  1. Demyttenaere K, Bonnewyn A, Bruffaerts R, et al. Comorbid painful physical symptoms and depression: prevalence, work loss, and help seeking. J Affect Disord 2006;92:185–193
  2. Von Korff M, Simon G. The relationship between pain and depression. Br J Psychiatry Suppl 1996;(suppl 30):101–108
  3. Geerlings SW, Twisk JWR, Beekman ATF, et al. Longitudinal relationship between pain and depression in older adults: sex, age and physical disability. Soc Psychiatry Psychiatr Epidemiol 2002;37:23–30
  4. Karp JF, Scott J, Houck P, et al. Pain predicts longer time to remission during treatment of recurrent depression. J Clin Psychiatry 2005;66:591–597

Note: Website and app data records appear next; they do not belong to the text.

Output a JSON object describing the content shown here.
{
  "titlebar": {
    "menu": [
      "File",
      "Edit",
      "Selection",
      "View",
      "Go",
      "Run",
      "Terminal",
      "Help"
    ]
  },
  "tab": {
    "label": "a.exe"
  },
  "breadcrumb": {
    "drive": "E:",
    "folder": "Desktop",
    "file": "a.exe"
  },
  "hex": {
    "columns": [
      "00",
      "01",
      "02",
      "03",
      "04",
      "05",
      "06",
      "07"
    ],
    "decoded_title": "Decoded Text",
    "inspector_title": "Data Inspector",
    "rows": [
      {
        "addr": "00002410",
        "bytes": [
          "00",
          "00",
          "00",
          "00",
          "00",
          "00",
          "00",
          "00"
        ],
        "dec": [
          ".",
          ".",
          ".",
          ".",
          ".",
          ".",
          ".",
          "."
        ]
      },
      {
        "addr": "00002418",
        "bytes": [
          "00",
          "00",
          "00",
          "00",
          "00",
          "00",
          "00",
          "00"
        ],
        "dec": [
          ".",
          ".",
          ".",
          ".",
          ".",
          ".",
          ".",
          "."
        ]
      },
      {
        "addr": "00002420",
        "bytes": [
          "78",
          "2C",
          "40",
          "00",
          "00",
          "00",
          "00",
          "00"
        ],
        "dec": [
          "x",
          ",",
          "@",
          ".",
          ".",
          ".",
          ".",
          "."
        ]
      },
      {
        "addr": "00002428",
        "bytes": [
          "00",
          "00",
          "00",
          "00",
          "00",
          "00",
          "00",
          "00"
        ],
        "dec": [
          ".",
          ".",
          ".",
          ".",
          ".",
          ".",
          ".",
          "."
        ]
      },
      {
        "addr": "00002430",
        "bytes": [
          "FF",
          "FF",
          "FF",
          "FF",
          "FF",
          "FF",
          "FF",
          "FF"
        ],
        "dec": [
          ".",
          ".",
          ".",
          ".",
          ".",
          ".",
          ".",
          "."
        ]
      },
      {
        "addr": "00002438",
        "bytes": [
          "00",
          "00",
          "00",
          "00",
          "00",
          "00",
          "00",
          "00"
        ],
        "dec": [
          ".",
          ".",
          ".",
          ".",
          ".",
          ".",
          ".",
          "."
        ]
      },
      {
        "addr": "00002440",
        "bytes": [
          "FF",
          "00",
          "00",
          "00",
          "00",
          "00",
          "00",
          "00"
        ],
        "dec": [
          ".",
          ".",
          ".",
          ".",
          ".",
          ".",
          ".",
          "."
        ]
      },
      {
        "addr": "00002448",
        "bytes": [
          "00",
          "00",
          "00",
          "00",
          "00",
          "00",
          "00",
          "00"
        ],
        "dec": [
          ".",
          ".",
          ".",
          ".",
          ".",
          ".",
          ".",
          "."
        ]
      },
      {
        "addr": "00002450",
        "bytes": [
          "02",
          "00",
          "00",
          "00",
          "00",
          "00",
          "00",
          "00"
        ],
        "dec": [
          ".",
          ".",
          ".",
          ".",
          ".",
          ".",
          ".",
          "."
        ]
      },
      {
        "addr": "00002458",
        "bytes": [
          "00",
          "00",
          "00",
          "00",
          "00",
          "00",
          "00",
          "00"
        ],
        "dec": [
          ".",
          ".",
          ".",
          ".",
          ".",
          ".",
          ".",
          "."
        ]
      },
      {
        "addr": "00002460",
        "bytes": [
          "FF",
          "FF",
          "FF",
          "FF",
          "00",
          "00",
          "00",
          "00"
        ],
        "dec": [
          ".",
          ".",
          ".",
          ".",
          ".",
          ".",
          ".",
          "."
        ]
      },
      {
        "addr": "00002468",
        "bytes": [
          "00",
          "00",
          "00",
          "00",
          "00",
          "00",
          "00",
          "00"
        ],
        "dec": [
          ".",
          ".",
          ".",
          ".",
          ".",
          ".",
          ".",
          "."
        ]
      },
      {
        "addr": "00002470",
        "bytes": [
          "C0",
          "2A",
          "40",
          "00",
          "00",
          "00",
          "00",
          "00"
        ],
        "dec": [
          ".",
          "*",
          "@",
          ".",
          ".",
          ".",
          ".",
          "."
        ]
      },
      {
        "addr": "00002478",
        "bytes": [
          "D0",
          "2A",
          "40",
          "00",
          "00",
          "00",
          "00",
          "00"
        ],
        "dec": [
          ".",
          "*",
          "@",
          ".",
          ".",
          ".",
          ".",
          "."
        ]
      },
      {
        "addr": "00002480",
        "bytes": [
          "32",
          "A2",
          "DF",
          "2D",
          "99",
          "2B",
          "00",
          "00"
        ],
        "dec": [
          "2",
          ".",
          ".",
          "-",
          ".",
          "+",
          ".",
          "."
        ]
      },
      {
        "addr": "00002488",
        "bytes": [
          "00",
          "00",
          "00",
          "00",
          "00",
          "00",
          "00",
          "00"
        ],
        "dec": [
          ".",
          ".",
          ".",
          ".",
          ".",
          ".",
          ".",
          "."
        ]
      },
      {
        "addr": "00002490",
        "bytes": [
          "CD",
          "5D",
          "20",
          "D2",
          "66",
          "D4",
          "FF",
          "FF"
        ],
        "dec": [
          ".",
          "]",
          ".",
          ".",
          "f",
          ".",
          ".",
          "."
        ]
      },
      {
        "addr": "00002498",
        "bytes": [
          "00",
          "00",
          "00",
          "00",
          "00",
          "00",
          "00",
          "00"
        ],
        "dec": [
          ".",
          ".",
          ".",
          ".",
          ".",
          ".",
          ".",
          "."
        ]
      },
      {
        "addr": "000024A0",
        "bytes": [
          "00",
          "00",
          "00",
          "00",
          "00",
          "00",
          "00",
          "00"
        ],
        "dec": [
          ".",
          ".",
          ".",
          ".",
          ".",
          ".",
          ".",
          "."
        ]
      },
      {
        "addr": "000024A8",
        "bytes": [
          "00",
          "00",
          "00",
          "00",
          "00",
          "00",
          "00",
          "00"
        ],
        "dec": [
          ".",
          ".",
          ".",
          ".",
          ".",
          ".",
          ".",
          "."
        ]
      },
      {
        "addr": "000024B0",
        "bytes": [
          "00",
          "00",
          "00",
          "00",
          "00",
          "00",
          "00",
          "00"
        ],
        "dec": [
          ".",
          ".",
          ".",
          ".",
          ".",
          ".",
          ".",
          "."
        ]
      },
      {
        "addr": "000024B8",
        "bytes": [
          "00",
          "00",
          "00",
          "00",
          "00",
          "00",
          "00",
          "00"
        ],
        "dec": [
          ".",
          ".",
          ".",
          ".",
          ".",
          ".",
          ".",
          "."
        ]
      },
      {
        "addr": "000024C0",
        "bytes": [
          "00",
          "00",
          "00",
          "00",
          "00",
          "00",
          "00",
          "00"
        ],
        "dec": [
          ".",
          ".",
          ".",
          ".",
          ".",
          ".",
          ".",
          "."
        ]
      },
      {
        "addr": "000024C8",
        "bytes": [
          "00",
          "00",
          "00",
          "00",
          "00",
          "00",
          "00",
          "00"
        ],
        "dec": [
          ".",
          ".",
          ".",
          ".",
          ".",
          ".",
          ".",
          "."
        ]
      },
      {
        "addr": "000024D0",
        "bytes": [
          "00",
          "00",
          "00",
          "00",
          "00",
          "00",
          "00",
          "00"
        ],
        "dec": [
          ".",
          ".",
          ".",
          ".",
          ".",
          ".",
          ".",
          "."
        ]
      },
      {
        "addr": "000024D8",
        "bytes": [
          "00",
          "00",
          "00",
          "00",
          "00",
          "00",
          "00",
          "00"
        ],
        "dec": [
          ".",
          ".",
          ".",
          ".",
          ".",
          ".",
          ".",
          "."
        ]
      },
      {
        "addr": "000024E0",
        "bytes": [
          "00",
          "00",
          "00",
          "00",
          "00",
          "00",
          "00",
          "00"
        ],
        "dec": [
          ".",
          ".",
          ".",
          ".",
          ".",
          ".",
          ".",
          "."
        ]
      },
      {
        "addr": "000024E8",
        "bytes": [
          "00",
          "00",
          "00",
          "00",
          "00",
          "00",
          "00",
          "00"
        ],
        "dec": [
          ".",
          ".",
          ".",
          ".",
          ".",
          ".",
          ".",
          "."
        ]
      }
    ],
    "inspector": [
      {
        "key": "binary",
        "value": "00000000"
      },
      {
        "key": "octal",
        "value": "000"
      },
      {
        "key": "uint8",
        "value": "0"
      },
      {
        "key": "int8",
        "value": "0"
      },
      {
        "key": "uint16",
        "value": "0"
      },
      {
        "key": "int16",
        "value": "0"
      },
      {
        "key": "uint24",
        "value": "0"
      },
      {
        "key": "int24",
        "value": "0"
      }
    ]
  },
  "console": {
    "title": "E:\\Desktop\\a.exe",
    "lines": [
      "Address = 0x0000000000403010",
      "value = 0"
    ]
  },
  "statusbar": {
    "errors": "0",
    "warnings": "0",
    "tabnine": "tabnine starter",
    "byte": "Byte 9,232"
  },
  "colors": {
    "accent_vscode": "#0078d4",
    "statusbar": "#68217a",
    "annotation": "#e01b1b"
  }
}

  5. Fava M, Mallinckrodt CH, Detke MJ, et al. The effect of duloxetine on painful physical symptoms in depressed patients: do improvements in these symptoms result in higher remission rates? J Clin Psychiatry 2004;65:521–530
  6. Machado GP, Gignac MA, Badley EM. Participation restrictions among older adults with osteoarthritis: a mediated model of physical symptoms, activity limitations, and depression. Arthritis Rheum 2008;59:129–135
  7. Baune BT, Caniato RN, Garcia-Alcaraz MA, et al. Combined effects of major depression, pain and somatic disorders on general functioning in the general adult population. Pain 2008;138:310–317